Your instructions: What you return should match the data below exactly, with every entry reproduced.

BEGIN

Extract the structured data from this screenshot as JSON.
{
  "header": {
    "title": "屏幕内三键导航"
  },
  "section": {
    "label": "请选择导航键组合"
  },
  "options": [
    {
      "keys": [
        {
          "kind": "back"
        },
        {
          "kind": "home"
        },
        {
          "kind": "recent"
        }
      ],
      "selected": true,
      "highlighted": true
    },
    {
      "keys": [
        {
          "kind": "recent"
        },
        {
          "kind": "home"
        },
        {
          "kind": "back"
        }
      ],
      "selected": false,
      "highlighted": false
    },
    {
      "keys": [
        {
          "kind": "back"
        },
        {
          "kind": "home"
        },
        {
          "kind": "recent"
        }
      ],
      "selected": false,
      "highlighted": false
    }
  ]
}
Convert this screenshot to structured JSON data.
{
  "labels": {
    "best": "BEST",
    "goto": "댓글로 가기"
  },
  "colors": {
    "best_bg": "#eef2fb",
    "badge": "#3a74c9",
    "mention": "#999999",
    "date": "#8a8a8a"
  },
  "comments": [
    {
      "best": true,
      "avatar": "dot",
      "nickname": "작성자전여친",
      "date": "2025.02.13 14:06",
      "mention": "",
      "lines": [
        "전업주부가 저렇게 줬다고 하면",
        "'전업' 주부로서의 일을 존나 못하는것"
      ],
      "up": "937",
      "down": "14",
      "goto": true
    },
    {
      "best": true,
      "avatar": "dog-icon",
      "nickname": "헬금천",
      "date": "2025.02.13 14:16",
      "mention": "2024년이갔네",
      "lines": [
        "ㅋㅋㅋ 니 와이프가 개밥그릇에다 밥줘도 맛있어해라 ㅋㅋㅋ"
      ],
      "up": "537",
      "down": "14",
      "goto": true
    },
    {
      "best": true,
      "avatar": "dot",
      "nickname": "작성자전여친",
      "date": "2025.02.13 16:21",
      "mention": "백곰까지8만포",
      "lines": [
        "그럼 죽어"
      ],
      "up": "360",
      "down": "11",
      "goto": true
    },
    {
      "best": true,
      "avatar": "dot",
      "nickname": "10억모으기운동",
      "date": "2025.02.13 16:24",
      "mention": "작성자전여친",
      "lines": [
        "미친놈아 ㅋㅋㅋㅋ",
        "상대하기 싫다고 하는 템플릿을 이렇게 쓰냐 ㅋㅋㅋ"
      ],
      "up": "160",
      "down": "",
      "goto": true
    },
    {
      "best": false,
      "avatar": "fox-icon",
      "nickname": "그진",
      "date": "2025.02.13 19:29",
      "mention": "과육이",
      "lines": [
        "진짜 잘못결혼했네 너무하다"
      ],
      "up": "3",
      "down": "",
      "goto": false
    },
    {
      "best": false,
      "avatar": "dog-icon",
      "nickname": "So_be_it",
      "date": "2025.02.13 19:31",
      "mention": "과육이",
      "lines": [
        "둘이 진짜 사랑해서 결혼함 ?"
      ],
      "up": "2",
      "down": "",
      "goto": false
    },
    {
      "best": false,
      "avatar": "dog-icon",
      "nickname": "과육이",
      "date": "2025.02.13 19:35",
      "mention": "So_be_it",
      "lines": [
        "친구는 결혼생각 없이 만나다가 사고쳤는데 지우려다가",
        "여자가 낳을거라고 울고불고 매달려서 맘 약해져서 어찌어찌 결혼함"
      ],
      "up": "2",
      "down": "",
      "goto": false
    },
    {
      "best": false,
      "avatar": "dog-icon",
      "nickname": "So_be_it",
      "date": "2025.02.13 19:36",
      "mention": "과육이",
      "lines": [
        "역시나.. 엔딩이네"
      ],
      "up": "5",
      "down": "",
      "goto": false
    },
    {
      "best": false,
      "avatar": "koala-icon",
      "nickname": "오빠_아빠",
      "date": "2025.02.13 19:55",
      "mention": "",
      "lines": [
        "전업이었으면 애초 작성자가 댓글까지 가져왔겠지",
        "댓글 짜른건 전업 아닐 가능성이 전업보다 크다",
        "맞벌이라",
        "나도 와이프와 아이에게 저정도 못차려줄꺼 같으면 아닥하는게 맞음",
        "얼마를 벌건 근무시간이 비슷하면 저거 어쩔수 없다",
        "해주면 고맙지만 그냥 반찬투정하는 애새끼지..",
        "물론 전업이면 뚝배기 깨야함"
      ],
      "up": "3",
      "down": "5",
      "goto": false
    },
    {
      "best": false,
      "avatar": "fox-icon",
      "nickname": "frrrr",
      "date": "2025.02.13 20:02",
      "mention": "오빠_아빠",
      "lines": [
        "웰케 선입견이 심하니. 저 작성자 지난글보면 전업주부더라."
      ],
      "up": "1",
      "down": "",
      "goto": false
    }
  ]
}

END

Output below:
Extract the structured data from this screenshot as JSON.
{
  "header": {
    "title": "屏幕内三键导航"
  },
  "section": {
    "label": "请选择导航键组合"
  },
  "options": [
    {
      "keys": [
        {
          "kind": "back"
        },
        {
          "kind": "home"
        },
        {
          "kind": "recent"
        }
      ],
      "selected": true,
      "highlighted": true
    },
    {
      "keys": [
        {
          "kind": "recent"
        },
        {
          "kind": "home"
        },
        {
          "kind": "back"
        }
      ],
      "selected": false,
      "highlighted": false
    },
    {
      "keys": [
        {
          "kind": "back"
        },
        {
          "kind": "home"
        },
        {
          "kind": "recent"
        }
      ],
      "selected": false,
      "highlighted": false
    }
  ]
}
Convert this screenshot to structured JSON data.
{
  "labels": {
    "best": "BEST",
    "goto": "댓글로 가기"
  },
  "colors": {
    "best_bg": "#eef2fb",
    "badge": "#3a74c9",
    "mention": "#999999",
    "date": "#8a8a8a"
  },
  "comments": [
    {
      "best": true,
      "avatar": "dot",
      "nickname": "작성자전여친",
      "date": "2025.02.13 14:06",
      "mention": "",
      "lines": [
        "전업주부가 저렇게 줬다고 하면",
        "'전업' 주부로서의 일을 존나 못하는것"
      ],
      "up": "937",
      "down": "14",
      "goto": true
    },
    {
      "best": true,
      "avatar": "dog-icon",
      "nickname": "헬금천",
      "date": "2025.02.13 14:16",
      "mention": "2024년이갔네",
      "lines": [
        "ㅋㅋㅋ 니 와이프가 개밥그릇에다 밥줘도 맛있어해라 ㅋㅋㅋ"
      ],
      "up": "537",
      "down": "14",
      "goto": true
    },
    {
      "best": true,
      "avatar": "dot",
      "nickname": "작성자전여친",
      "date": "2025.02.13 16:21",
      "mention": "백곰까지8만포",
      "lines": [
        "그럼 죽어"
      ],
      "up": "360",
      "down": "11",
      "goto": true
    },
    {
      "best": true,
      "avatar": "dot",
      "nickname": "10억모으기운동",
      "date": "2025.02.13 16:24",
      "mention": "작성자전여친",
      "lines": [
        "미친놈아 ㅋㅋㅋㅋ",
        "상대하기 싫다고 하는 템플릿을 이렇게 쓰냐 ㅋㅋㅋ"
      ],
      "up": "160",
      "down": "",
      "goto": true
    },
    {
      "best": false,
      "avatar": "fox-icon",
      "nickname": "그진",
      "date": "2025.02.13 19:29",
      "mention": "과육이",
      "lines": [
        "진짜 잘못결혼했네 너무하다"
      ],
      "up": "3",
      "down": "",
      "goto": false
    },
    {
      "best": false,
      "avatar": "dog-icon",
      "nickname": "So_be_it",
      "date": "2025.02.13 19:31",
      "mention": "과육이",
      "lines": [
        "둘이 진짜 사랑해서 결혼함 ?"
      ],
      "up": "2",
      "down": "",
      "goto": false
    },
    {
      "best": false,
      "avatar": "dog-icon",
      "nickname": "과육이",
      "date": "2025.02.13 19:35",
      "mention": "So_be_it",
      "lines": [
        "친구는 결혼생각 없이 만나다가 사고쳤는데 지우려다가",
        "여자가 낳을거라고 울고불고 매달려서 맘 약해져서 어찌어찌 결혼함"
      ],
      "up": "2",
      "down": "",
      "goto": false
    },
    {
      "best": false,
      "avatar": "dog-icon",
      "nickname": "So_be_it",
      "date": "2025.02.13 19:36",
      "mention": "과육이",
      "lines": [
        "역시나.. 엔딩이네"
      ],
      "up": "5",
      "down": "",
      "goto": false
    },
    {
      "best": false,
      "avatar": "koala-icon",
      "nickname": "오빠_아빠",
      "date": "2025.02.13 19:55",
      "mention": "",
      "lines": [
        "전업이었으면 애초 작성자가 댓글까지 가져왔겠지",
        "댓글 짜른건 전업 아닐 가능성이 전업보다 크다",
        "맞벌이라",
        "나도 와이프와 아이에게 저정도 못차려줄꺼 같으면 아닥하는게 맞음",
        "얼마를 벌건 근무시간이 비슷하면 저거 어쩔수 없다",
        "해주면 고맙지만 그냥 반찬투정하는 애새끼지..",
        "물론 전업이면 뚝배기 깨야함"
      ],
      "up": "3",
      "down": "5",
      "goto": false
    },
    {
      "best": false,
      "avatar": "fox-icon",
      "nickname": "frrrr",
      "date": "2025.02.13 20:02",
      "mention": "오빠_아빠",
      "lines": [
        "웰케 선입견이 심하니. 저 작성자 지난글보면 전업주부더라."
      ],
      "up": "1",
      "down": "",
      "goto": false
    }
  ]
}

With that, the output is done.